The penitents of this town in central Mexico are preparing for one of the country's most representative Stations of the Cross (Via Crucis) processions, the painful Prisoners Parade, which during Holy Week each year attracts thousands of visitors.
Around midday on Good Friday, 40 penitents will turn out on the main streets of Atlixco, 150 km (93 miles) southeast of Mexico City, to walk half-naked, barefoot, with their faces covered and thorns piercing their skin, dragging heavy chains that can weigh up to 80 kgs (176 lbs).
A few days before the procession, the group of "prisoners" will have to collect the thorns they will use for the event, that ritual, too, being part of their penance.
"Collecting (the thorns) will be done at different spots in town," Jose Luis Rojas Cuenca said in an interview with EFE.
"We're looking for thorns that are not too soft or too old, they should be mature, long and sharp," he said.
The ideal thorns should be sharp enough to pierce the skin but easy to pull out without breaking.
To find them, the participants go up into the hills near town. They know where to go from experience, but the lack of awareness on the part of others makes it harder to find thorns each year.
"People burn them or cut them off at the roots," said Rojas.
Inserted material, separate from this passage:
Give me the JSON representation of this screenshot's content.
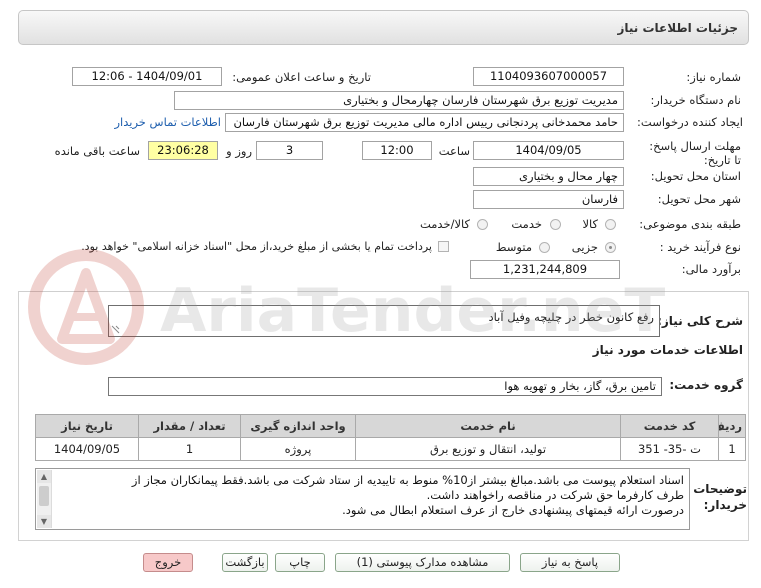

With buckets, scissors and good eyesight, the penitents collect the thorns a few at a time.
Each person inserts about 12 good-sized thorns along their arms and legs.
"The thorn enters (the skin) with a tap. It shouldn't go along the top (of the muscles) or get stuck," but sometimes they do reach or prick the tendons and "immobilize the limbs," said Rojas.
With 30 years of experience as a penitent, Rojas knows where to find the thorns, how and in what part of the body they should go.
"Sometimes they break when they are taken out, and it can take six months to remove," he said.
In the days before the procession, rookie penitents need to get a feel for the thorns in their skin, to get used to the pain.
Luis Manuel Hernandez Martinez, 21, will be participating for the first time, telling EFE that by doing so he is intending to change his life after going through a serious situation that he did not describe. "I'm going with a lot of faith," he said.
The group of penitents will go home carrying buckets full of thorns to wait for Friday.
They have been preparing spiritually and physically for the procession for more than two months.
The coordinator of the group, Alicia Garces Guzman, told EFE that the penitents are prepared for their ordeal by means of spiritual retreats, weekly meetings and conferences.
Males between the ages of 15 and 65 can participate in the procession.
For 20-year-old Emanuel Garcia Dorado, participating is a way to express his thanks for his grandmother's health. "I promised him (God) that if he helped me, I would thank him in this way," he said.
During the week prior to Easter, the Via Crucis events and processions are staged by many of the Catholic faithful to commemorate the last few days - and the associated trials and tribulations - of the life of Jesus Christ.
By Nuria Monreal Delgado.